Yeasts used in food production may have potential probiotic properties

Illustration Yeasts used in food production may have potential probiotic propert
Illustration Yeasts used in food production may have potential probiotic properties FreePik
Our microbiome is directly and indirectly linked to the development of a growing number of human pathologies. This is true for the bacterial component, but also for the population of microscopic fungi that make up the intestinal microbiome. However, most of the fungi in our diet come from the food industry (cheeses, bread, etc.). It is in this context that INRAE, in collaboration with IFF, a global leader in food, beverage, health, biosciences and scent, which produces fermentates for the agri-food industry and human probiotics, and the AP-HP has shown that yeasts used for many years in food production processes could have a positive influence on intestinal inflammation. These results are published in mSystems.
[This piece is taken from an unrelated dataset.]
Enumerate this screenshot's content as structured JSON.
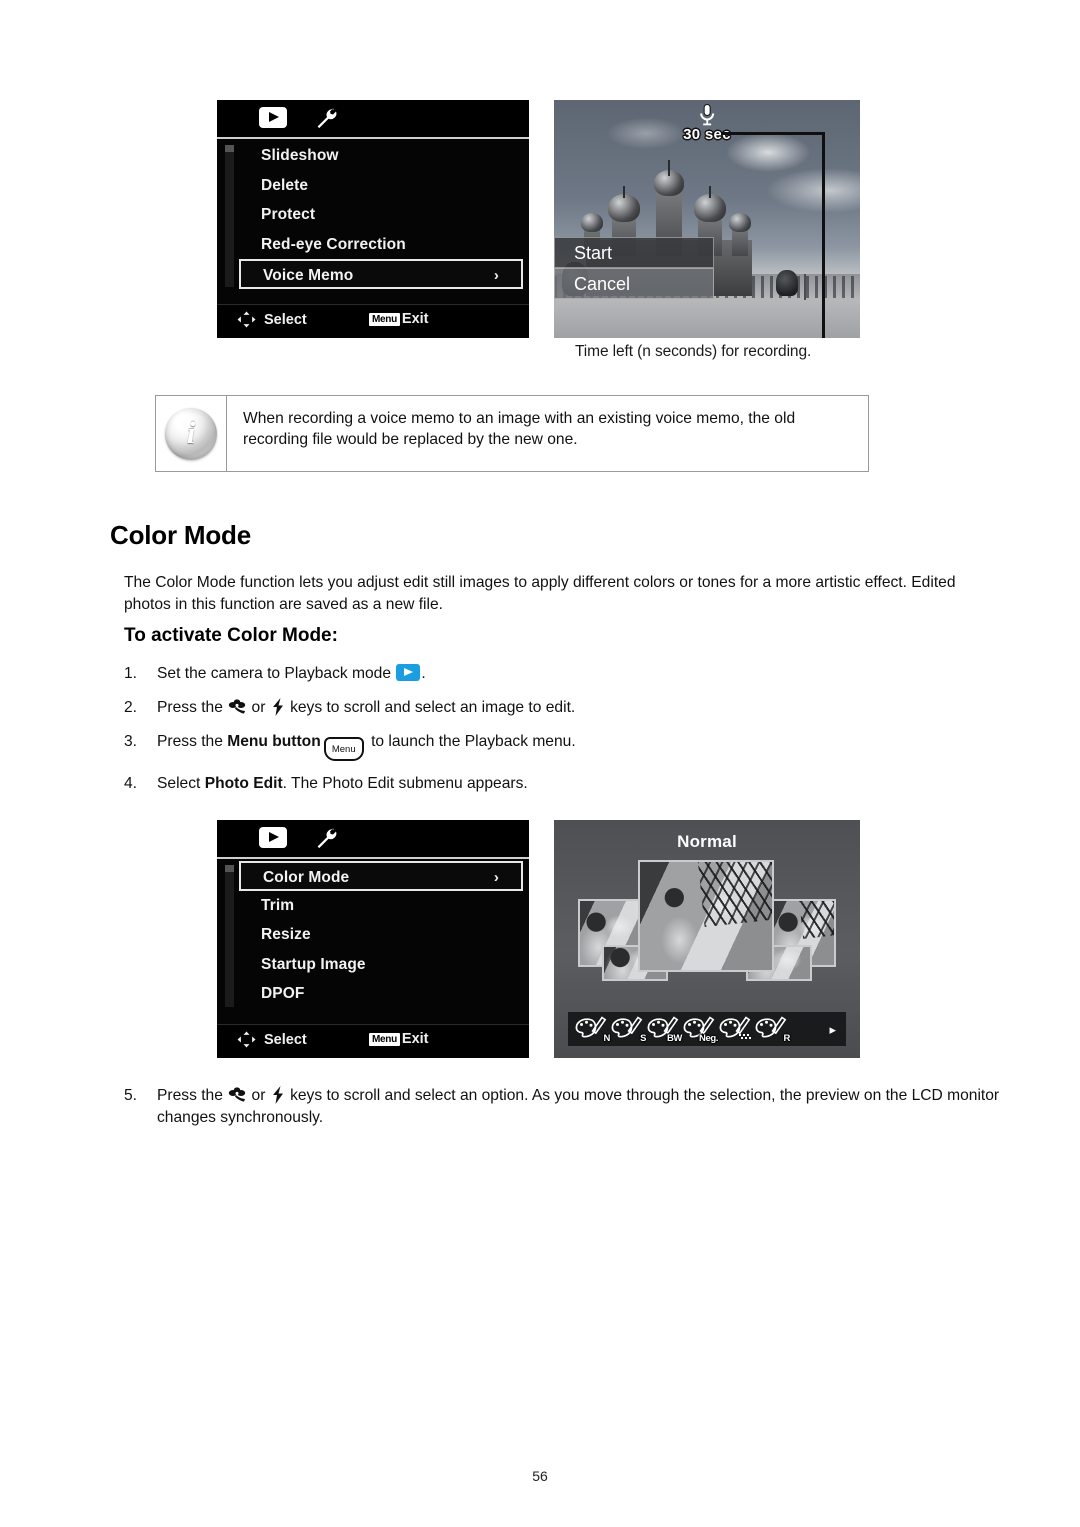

In addition to Saccharomyces cerevisiae, the yeast best known for its use in the production of wine, beer, champagne, bread, etc., there are many other yeast strains used in the food industry. These yeasts are used for flavor development in cheeses, crust production and fermented foods. Some are also used as biocontrol agents to prevent the development of pathogenic microorganisms on food products. Many of these yeasts have been used for hundreds of years, or even longer, in ancient processes developed for food fermentation. However, these strains, which have great potential in the food industry, have hardly ever been studied for their potential role in human health, until recently, particularly now that we know the importance and role of the microbiota.

It was against this backdrop that a team of INRAE scientists, in collaboration with IFF and the AP-HP, selected 5 yeasts used in these different processes to test their anti-inflammatory potential in cellular and pre-clinical models. We undertook a comprehensive characterization of these yeasts, describing their cell adhesion capacity, their effect on epithelial cells in models of intestinal inflammation, and their effects on the intestinal microbiota of mice.

In this context, we showed that among these 5 yeasts, 2 yeasts, Cyberlindnera jadinii and Kluyveromyces lactis, were able to reduce the sensitivity of mice in a model of intestinal inflammation like ulcerative colitis, one of two known inflammatory bowel diseases. While the various tests failed to identify the precise mechanisms involved, in the case of C. jadinii, they suggest that this could be achieved in part by modifying the bacterial microbiota, promoting the development of bacterial strains with beneficial effects. Further studies are still needed to refine our understanding of these effects, and also to validate the potential for such effects in humans, but these initial results are promising and open up new perspectives in the study of this large catalog of microorganisms and their development as probiotics.


Hugot C., Poirier M. et al. (2023). Cyberlindnera jadinii and Kluyveromyces lactis, two fungi used in food processes, have potential probiotic effects on gut inflammation. mSystems 26 october 2023
DOI :­/doi/10.11­28/msystem­s.00841-23